*** Begin section ***

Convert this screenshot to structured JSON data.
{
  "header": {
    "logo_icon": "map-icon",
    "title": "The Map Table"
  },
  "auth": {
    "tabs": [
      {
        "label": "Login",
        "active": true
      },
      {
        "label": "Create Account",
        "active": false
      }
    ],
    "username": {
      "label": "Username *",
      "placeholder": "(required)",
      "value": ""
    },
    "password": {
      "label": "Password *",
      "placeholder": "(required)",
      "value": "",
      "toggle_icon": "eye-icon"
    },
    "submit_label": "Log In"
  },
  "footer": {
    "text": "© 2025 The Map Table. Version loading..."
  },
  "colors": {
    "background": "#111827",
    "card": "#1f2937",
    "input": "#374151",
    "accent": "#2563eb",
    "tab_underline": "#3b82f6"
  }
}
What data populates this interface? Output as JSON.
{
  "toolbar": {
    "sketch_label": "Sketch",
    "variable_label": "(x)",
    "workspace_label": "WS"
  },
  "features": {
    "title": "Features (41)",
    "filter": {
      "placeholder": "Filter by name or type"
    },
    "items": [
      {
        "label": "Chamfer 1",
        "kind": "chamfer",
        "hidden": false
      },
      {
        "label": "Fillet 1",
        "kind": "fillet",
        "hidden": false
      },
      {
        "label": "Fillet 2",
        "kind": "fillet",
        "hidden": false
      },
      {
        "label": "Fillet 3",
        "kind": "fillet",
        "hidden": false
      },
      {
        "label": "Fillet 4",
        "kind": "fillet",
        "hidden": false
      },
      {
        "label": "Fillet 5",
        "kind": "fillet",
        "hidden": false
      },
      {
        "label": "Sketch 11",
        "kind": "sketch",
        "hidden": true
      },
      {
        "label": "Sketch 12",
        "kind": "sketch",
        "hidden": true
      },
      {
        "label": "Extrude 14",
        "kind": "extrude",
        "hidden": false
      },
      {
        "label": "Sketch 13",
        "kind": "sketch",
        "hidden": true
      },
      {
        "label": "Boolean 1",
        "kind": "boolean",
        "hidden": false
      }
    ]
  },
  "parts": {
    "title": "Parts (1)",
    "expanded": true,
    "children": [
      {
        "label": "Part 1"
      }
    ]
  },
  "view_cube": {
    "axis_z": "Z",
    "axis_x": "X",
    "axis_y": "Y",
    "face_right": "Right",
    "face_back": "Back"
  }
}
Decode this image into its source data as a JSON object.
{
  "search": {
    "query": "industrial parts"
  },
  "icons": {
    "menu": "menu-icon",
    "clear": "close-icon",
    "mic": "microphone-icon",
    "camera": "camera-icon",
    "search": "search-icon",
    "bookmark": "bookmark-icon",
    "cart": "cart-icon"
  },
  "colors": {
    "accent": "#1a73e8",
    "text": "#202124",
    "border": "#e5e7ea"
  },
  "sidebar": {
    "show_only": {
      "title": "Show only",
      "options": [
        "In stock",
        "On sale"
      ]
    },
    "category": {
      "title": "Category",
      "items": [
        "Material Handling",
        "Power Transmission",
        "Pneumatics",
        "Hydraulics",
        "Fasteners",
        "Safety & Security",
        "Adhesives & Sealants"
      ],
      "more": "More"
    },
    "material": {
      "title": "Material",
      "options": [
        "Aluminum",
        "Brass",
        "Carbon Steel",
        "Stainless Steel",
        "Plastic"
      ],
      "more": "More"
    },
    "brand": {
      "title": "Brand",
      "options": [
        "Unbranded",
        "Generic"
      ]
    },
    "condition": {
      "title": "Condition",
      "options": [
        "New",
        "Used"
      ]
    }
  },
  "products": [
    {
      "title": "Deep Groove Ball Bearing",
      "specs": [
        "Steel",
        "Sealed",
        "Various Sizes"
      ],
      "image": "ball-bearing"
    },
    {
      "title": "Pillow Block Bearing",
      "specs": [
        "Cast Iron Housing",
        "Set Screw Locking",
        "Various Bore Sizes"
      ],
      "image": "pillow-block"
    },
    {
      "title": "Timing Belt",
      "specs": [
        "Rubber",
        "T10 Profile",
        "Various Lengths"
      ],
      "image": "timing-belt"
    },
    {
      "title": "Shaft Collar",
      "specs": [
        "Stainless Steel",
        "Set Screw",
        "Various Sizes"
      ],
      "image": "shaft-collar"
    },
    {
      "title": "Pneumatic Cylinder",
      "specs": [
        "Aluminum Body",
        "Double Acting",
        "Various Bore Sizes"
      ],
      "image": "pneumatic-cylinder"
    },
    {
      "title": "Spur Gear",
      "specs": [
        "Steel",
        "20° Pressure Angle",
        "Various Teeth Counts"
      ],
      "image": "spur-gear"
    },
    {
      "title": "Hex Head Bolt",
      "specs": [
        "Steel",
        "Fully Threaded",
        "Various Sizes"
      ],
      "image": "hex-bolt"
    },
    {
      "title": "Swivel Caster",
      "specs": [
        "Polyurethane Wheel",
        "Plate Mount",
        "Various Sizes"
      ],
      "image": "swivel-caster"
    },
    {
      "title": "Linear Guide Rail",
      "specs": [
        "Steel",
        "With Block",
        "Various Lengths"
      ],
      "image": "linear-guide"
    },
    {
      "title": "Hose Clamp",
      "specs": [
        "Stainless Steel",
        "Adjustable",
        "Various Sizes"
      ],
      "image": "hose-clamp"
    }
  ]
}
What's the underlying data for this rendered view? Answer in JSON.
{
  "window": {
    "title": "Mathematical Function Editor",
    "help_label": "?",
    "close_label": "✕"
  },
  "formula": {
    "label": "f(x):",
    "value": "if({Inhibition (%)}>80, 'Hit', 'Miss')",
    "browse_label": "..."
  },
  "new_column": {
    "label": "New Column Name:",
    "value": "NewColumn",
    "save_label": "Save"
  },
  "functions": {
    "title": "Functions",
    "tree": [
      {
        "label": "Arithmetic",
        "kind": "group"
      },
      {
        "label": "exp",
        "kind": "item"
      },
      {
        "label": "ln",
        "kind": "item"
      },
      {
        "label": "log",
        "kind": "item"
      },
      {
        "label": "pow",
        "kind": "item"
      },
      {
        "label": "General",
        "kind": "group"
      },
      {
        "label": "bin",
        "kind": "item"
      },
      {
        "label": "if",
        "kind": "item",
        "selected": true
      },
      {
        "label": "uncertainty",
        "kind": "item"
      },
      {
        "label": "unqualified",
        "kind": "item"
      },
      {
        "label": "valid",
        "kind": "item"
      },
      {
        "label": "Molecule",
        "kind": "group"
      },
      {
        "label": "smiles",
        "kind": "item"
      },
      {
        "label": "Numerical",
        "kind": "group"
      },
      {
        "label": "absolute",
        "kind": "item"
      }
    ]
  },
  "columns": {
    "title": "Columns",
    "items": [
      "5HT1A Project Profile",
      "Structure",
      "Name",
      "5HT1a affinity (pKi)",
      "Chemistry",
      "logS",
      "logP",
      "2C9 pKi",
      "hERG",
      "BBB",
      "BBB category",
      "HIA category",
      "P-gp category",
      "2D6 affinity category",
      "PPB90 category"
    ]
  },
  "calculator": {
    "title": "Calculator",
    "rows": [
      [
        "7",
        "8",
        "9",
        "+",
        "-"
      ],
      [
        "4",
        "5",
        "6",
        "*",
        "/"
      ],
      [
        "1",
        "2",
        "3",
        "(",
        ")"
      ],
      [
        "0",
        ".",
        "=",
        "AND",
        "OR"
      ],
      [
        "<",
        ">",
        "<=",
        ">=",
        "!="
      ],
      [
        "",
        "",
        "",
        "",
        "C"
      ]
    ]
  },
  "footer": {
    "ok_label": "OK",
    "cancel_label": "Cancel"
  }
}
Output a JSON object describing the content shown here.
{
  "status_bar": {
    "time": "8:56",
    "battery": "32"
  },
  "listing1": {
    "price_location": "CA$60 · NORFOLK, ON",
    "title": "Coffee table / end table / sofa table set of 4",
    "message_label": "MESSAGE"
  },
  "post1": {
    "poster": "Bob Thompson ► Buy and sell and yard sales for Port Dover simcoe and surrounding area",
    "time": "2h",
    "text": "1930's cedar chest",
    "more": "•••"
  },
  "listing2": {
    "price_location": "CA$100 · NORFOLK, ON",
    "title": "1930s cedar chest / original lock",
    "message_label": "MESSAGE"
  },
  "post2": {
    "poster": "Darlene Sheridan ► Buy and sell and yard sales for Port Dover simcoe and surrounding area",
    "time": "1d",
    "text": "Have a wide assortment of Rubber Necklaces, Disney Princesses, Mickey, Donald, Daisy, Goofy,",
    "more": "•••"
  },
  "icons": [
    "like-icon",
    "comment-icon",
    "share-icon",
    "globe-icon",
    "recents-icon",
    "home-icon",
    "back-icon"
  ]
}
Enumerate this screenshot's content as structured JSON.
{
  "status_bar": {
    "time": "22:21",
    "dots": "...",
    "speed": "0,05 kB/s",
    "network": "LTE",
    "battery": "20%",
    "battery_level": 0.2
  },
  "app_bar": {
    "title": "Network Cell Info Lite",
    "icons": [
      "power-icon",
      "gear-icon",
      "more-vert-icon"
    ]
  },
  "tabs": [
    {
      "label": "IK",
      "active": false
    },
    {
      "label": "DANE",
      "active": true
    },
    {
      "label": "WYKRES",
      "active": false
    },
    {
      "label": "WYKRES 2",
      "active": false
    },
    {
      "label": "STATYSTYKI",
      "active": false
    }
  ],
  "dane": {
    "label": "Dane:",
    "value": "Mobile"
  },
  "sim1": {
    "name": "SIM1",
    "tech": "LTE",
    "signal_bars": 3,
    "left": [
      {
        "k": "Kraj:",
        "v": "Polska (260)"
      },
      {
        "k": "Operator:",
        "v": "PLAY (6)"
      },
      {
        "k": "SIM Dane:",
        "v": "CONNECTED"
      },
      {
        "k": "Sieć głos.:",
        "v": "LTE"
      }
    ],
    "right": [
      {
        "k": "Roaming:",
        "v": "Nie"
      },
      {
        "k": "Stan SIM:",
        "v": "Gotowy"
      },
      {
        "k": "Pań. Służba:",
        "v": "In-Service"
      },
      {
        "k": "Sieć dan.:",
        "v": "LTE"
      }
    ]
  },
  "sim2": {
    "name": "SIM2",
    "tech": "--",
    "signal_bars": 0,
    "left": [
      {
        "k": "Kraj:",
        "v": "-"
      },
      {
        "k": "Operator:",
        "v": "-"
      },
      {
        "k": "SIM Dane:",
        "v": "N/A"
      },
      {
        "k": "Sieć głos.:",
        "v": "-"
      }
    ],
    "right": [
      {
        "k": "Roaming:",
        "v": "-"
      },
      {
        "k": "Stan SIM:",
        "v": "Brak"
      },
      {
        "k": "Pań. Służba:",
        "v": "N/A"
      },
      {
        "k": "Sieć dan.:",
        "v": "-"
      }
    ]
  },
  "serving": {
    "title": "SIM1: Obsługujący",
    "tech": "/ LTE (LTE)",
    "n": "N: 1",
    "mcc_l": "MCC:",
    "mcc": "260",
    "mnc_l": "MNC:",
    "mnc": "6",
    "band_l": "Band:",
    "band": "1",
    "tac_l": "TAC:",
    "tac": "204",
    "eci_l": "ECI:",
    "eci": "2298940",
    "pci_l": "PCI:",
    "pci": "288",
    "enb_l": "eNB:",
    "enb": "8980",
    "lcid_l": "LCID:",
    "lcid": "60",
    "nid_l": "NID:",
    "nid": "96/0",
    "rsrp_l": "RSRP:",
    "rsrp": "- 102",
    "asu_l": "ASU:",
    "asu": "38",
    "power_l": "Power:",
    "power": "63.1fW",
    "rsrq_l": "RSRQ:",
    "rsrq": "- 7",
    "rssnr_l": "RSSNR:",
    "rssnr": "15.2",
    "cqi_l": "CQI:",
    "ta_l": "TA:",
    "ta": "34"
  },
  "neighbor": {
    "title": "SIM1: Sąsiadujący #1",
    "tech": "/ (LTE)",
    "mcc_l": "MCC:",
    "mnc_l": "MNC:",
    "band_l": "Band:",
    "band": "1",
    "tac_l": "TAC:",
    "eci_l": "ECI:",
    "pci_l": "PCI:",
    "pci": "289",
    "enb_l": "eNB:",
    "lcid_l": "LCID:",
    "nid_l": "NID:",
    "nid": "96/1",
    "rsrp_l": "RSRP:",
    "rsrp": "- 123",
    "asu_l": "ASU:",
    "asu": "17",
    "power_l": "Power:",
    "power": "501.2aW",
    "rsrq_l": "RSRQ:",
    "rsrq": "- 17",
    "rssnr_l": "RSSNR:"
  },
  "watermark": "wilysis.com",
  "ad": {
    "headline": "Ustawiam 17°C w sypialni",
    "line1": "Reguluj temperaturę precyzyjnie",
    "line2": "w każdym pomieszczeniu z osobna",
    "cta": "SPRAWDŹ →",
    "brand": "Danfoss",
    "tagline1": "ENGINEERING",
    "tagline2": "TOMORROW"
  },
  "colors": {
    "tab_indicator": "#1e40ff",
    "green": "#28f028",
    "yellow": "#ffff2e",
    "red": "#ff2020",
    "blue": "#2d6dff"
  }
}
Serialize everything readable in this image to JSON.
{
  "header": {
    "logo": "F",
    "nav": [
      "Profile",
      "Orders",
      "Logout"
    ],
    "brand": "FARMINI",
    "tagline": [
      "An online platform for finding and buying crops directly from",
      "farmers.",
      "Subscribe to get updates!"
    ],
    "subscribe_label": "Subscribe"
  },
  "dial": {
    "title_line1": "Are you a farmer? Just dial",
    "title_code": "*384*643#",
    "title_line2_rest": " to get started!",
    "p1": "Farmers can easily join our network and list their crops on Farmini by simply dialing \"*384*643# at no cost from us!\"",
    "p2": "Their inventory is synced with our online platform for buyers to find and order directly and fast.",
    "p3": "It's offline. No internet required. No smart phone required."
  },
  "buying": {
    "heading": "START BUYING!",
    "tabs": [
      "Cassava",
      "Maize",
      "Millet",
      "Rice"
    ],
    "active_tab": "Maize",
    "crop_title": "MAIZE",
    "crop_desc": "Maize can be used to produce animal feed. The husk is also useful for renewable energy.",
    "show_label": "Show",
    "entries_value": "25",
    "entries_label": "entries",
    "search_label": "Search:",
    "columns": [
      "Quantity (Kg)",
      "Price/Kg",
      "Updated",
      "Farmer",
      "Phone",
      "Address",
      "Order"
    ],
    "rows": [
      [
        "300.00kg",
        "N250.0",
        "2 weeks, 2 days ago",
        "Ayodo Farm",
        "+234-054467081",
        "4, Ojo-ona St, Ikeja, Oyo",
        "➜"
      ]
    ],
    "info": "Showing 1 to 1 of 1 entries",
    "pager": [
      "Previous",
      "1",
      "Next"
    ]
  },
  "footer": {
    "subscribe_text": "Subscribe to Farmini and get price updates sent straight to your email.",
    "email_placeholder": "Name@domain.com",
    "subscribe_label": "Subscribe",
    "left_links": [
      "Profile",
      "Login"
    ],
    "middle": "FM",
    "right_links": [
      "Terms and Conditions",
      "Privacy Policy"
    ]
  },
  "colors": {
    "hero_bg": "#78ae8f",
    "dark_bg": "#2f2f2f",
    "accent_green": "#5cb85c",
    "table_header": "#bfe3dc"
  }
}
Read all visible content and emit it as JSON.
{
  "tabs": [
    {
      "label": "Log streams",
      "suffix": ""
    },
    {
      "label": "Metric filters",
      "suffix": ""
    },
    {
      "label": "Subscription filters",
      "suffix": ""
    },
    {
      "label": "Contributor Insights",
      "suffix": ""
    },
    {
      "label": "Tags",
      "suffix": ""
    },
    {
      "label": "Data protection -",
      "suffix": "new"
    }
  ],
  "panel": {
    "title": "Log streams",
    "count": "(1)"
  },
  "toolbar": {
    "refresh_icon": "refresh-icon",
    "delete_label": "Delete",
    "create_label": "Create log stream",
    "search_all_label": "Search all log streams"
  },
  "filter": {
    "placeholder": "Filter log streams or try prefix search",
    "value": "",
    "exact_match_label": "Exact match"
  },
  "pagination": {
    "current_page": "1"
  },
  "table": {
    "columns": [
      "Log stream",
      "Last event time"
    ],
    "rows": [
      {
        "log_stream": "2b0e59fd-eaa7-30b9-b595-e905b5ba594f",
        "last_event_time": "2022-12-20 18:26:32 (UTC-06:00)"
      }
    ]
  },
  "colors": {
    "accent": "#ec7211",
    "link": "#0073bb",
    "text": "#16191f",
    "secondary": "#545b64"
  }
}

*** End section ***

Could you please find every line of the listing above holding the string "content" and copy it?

→ **Finished exercise**:
Output a JSON object describing the content shown here.
Enumerate this screenshot's content as structured JSON.
Read all visible content and emit it as JSON.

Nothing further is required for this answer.